Under the terms of the ABM treaty, both sides promised not to build “two large phased-array ABM radars comparable in potential to corresponding ABM radars” and “not to deploy in the future radars for early warning of strategic ballistic missile attack except at locations along the periphery of its national territory and oriented outward.”

The Krasnoyarsk radar was a large phased array radar and it wasn’t located on periphery of the USSR or directed outward.

The Reagan Administration choose to interpret this as a violation of the ABM Treaty, which it obviously was, but it is open to question whether the radar was to provide tracking and targeting data to the Moscow ABM system, thus being a substantive violation of the ABM treaty, turning it into an regional ABM system (as Reagan claimed) or just an early warning radar that was in technical violation of the ABM treaty (as the Soviets claimed).

Andrew Warinner

The current state of the art: Modern targetting systems are able to distinguish between a warhead and decoys with high accuracy… Provided that the warhead has a radio transponder on board broadcasting “I am the real warhead”. This is what proponents of the missile defense system call a “success”.

Our choices are to drop the program and be vulnerable to missiles, or to pump billions of dollars into the program, and still be vulnerable to missiles.

Chronos wrote:

Only if you’re trying to shoot 'em down in reentry.

I don’t think those are the only choices nor is it an accurate assessment of the threat missile defense is meant to counter.

Andrew Warinner

One out of three is high accuracy? Would that I were allowed to pay my taxes with such accuracy!

(By the way, I recognize that one of the two failures was in the propulsion system.

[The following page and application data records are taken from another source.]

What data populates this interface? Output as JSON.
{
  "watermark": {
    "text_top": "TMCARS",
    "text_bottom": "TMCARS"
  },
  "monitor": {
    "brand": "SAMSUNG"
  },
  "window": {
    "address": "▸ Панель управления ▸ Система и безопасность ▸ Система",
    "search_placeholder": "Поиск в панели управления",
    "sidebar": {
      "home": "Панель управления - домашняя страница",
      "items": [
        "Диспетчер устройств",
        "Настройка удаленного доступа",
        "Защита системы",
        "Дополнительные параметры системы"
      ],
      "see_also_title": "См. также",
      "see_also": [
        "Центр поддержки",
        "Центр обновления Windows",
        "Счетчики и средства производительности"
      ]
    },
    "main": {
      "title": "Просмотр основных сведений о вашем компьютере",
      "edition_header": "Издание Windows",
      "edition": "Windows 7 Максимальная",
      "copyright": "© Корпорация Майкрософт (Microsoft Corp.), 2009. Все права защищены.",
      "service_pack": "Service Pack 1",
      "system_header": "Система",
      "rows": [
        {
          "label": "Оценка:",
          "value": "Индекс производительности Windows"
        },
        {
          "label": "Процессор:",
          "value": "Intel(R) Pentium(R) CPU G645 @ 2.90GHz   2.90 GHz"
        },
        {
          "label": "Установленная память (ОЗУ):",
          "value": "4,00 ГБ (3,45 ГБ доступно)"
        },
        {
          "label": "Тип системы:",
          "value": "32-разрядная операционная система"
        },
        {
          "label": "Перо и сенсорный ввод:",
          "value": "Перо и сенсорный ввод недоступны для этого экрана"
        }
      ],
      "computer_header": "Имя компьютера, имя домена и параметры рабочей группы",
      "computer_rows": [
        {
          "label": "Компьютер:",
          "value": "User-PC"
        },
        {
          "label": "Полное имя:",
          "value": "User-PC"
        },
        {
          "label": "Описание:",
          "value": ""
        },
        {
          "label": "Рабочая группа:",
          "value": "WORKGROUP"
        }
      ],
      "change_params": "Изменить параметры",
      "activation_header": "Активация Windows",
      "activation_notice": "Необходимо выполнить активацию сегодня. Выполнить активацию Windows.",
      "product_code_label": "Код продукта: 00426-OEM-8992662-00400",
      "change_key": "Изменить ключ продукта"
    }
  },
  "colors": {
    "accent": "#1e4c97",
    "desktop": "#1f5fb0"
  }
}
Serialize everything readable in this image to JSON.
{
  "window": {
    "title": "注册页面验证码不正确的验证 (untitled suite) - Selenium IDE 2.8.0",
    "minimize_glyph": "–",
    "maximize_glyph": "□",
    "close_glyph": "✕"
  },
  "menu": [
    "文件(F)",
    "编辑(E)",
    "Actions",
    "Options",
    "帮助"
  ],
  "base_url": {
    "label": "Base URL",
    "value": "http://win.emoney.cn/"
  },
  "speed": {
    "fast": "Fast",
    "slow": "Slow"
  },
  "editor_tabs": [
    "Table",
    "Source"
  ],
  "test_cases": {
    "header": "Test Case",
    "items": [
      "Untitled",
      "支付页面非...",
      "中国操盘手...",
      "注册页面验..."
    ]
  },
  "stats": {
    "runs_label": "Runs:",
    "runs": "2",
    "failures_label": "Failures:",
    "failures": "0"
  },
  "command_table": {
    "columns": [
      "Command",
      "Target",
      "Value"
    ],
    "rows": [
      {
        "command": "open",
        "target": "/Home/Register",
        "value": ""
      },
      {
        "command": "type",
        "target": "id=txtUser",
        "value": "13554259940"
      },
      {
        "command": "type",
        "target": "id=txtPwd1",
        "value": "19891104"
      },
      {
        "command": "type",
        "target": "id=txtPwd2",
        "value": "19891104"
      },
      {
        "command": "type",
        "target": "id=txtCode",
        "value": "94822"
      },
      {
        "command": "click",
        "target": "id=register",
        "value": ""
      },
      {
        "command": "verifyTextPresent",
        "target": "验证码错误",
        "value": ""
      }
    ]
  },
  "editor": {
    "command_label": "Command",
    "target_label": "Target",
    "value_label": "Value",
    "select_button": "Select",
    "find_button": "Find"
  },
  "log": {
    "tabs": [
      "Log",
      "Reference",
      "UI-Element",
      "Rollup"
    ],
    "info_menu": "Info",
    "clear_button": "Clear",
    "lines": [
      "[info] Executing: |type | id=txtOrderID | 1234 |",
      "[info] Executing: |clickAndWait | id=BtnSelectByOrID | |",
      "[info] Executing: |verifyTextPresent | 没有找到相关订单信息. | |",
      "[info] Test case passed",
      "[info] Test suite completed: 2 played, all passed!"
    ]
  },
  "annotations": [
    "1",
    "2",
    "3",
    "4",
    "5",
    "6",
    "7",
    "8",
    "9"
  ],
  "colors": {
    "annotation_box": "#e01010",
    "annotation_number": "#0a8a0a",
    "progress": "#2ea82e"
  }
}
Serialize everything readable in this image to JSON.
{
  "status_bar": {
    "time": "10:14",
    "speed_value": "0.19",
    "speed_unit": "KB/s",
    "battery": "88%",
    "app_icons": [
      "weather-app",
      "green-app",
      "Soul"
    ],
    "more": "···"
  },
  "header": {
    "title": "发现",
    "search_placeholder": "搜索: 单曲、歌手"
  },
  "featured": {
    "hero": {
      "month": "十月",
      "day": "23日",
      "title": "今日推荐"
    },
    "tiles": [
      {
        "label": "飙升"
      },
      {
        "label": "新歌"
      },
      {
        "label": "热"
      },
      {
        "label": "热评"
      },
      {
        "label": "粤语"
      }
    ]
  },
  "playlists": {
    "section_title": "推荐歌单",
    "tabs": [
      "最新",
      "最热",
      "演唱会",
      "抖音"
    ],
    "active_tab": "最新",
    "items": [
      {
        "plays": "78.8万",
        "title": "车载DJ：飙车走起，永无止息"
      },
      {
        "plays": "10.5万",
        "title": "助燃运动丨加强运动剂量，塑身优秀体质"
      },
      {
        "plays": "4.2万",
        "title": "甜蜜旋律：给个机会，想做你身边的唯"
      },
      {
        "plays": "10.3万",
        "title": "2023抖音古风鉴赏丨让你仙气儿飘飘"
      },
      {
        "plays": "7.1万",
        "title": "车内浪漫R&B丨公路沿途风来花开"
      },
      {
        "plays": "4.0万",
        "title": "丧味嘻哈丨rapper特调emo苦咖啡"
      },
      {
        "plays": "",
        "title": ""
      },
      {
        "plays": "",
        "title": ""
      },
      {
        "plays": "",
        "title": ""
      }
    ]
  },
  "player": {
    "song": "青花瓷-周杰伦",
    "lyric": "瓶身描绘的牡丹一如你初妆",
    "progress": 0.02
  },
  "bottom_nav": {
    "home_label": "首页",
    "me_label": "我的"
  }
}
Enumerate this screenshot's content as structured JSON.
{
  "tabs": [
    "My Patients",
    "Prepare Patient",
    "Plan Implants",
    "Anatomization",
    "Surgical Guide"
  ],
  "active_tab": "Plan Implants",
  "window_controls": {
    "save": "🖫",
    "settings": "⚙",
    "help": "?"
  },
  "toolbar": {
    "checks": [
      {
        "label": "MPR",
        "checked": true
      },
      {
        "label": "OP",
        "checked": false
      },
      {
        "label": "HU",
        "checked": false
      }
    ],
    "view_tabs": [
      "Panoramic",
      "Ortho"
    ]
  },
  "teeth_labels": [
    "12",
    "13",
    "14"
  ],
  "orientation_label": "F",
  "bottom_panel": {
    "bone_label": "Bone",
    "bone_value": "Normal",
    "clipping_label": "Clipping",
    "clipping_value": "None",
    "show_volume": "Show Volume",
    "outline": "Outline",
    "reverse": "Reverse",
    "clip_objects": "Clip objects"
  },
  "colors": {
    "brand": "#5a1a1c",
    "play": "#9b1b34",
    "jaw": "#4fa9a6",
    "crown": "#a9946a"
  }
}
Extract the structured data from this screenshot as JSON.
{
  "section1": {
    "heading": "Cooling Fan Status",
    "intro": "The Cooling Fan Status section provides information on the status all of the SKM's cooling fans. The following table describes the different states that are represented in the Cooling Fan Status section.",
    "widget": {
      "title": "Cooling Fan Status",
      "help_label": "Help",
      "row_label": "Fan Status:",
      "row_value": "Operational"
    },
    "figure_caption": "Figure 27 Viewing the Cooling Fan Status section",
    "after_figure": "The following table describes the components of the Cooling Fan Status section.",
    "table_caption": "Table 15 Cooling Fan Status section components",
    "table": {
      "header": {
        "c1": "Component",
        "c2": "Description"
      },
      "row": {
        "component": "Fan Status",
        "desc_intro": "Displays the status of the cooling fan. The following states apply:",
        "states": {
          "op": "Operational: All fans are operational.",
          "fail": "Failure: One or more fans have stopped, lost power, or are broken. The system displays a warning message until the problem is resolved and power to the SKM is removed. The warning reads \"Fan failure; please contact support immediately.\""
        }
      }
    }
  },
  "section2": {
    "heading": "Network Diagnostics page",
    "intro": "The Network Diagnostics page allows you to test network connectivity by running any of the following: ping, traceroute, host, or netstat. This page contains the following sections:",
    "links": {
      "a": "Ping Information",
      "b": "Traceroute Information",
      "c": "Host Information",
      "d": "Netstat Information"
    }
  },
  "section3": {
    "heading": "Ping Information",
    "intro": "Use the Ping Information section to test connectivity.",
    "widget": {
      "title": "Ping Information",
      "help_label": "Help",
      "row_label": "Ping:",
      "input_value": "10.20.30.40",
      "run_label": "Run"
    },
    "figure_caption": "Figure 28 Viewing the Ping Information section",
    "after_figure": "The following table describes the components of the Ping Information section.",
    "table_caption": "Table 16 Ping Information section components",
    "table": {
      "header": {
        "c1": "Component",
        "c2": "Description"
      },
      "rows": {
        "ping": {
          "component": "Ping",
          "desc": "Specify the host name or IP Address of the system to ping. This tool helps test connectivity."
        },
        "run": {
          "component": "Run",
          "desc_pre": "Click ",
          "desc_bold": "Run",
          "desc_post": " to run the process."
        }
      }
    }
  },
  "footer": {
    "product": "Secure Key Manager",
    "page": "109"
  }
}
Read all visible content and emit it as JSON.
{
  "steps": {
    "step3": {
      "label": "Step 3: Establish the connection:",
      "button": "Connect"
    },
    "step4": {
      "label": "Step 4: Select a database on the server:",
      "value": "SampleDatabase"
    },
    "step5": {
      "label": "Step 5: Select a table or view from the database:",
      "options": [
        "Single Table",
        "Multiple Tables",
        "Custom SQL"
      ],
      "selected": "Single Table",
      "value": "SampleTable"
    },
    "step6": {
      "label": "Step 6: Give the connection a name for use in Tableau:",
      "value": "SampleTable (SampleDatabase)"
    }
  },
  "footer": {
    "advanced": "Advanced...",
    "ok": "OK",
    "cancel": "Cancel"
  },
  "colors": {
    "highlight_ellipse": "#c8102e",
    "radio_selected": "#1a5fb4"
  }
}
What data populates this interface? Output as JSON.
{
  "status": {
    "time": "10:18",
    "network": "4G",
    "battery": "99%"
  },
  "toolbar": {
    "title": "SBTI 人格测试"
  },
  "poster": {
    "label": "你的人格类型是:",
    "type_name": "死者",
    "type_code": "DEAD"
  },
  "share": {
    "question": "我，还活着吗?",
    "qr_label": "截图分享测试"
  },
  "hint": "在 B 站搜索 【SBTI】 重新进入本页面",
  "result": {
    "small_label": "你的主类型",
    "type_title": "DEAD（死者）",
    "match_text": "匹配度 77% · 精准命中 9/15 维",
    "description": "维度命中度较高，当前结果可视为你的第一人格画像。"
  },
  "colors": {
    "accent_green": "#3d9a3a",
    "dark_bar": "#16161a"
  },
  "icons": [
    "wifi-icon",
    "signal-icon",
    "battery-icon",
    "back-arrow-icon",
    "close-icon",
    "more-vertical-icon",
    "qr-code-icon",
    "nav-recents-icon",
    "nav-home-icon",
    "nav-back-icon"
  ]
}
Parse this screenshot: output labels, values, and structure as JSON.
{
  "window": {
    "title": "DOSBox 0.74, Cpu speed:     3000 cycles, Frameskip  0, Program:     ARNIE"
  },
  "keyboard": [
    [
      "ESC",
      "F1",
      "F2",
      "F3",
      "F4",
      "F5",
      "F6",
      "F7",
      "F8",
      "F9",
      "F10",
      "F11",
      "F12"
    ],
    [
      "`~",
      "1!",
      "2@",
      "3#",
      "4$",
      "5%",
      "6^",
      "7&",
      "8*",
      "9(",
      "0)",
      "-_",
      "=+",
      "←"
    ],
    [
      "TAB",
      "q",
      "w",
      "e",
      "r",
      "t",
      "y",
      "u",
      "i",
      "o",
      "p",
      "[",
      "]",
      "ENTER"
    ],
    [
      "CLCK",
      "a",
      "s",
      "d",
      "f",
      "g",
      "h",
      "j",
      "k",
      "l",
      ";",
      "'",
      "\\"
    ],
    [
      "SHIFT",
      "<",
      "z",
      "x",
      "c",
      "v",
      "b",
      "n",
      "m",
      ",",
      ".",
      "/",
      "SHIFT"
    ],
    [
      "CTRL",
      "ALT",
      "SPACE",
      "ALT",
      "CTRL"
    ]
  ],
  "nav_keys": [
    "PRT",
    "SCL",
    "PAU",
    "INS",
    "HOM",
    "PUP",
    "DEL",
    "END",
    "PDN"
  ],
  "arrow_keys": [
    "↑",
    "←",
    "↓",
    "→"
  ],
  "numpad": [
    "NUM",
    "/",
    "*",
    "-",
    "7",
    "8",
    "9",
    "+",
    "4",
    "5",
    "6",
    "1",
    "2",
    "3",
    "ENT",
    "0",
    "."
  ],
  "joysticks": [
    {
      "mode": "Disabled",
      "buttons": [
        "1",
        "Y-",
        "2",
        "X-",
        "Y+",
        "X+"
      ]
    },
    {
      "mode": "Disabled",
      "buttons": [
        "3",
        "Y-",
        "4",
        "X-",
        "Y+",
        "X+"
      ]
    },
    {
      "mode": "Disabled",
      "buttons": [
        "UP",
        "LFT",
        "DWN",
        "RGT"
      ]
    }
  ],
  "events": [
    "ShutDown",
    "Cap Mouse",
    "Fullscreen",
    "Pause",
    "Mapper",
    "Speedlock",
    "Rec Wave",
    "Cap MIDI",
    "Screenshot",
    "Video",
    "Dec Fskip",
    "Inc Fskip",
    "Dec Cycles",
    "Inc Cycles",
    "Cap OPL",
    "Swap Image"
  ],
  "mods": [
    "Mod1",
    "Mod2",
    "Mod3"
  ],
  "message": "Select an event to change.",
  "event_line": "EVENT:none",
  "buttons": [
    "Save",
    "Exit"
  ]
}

For those of you who find that an important distinction, please contact me as I have a highly reliable car I’ll sell cheap.)